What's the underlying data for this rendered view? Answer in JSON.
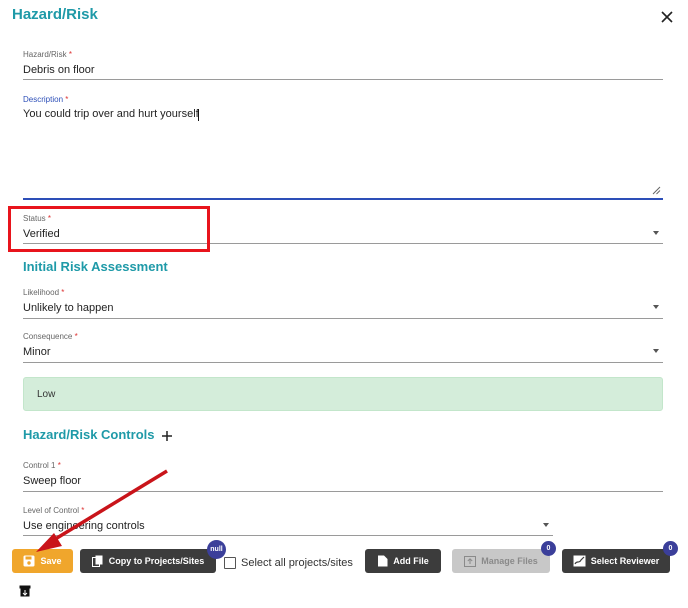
{
  "dialog": {
    "title": "Hazard/Risk",
    "close_icon": "close-icon"
  },
  "fields": {
    "hazard": {
      "label": "Hazard/Risk",
      "required": "*",
      "value": "Debris on floor"
    },
    "description": {
      "label": "Description",
      "required": "*",
      "value": "You could trip over and hurt yourself"
    },
    "status": {
      "label": "Status",
      "required": "*",
      "value": "Verified"
    }
  },
  "initial_risk": {
    "heading": "Initial Risk Assessment",
    "likelihood": {
      "label": "Likelihood",
      "required": "*",
      "value": "Unlikely to happen"
    },
    "consequence": {
      "label": "Consequence",
      "required": "*",
      "value": "Minor"
    },
    "rating": "Low"
  },
  "controls": {
    "heading": "Hazard/Risk Controls",
    "add_icon": "plus-icon",
    "control1": {
      "label": "Control 1",
      "required": "*",
      "value": "Sweep floor"
    },
    "level": {
      "label": "Level of Control",
      "required": "*",
      "value": "Use engineering controls"
    }
  },
  "toolbar": {
    "save": "Save",
    "copy": "Copy to Projects/Sites",
    "copy_badge": "null",
    "select_all": "Select all projects/sites",
    "add_file": "Add File",
    "manage_files": "Manage Files",
    "manage_badge": "0",
    "select_reviewer": "Select Reviewer",
    "reviewer_badge": "0"
  },
  "colors": {
    "accent": "#1f9aa8",
    "save": "#f0a62c",
    "focus": "#2d4fb8",
    "risk_low": "#d4edda",
    "annotation": "#e8141c"
  }
}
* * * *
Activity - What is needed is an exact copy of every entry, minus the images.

Task response -
What's the underlying data for this rendered view? Answer in JSON.
{
  "dialog": {
    "title": "Hazard/Risk",
    "close_icon": "close-icon"
  },
  "fields": {
    "hazard": {
      "label": "Hazard/Risk",
      "required": "*",
      "value": "Debris on floor"
    },
    "description": {
      "label": "Description",
      "required": "*",
      "value": "You could trip over and hurt yourself"
    },
    "status": {
      "label": "Status",
      "required": "*",
      "value": "Verified"
    }
  },
  "initial_risk": {
    "heading": "Initial Risk Assessment",
    "likelihood": {
      "label": "Likelihood",
      "required": "*",
      "value": "Unlikely to happen"
    },
    "consequence": {
      "label": "Consequence",
      "required": "*",
      "value": "Minor"
    },
    "rating": "Low"
  },
  "controls": {
    "heading": "Hazard/Risk Controls",
    "add_icon": "plus-icon",
    "control1": {
      "label": "Control 1",
      "required": "*",
      "value": "Sweep floor"
    },
    "level": {
      "label": "Level of Control",
      "required": "*",
      "value": "Use engineering controls"
    }
  },
  "toolbar": {
    "save": "Save",
    "copy": "Copy to Projects/Sites",
    "copy_badge": "null",
    "select_all": "Select all projects/sites",
    "add_file": "Add File",
    "manage_files": "Manage Files",
    "manage_badge": "0",
    "select_reviewer": "Select Reviewer",
    "reviewer_badge": "0"
  },
  "colors": {
    "accent": "#1f9aa8",
    "save": "#f0a62c",
    "focus": "#2d4fb8",
    "risk_low": "#d4edda",
    "annotation": "#e8141c"
  }
}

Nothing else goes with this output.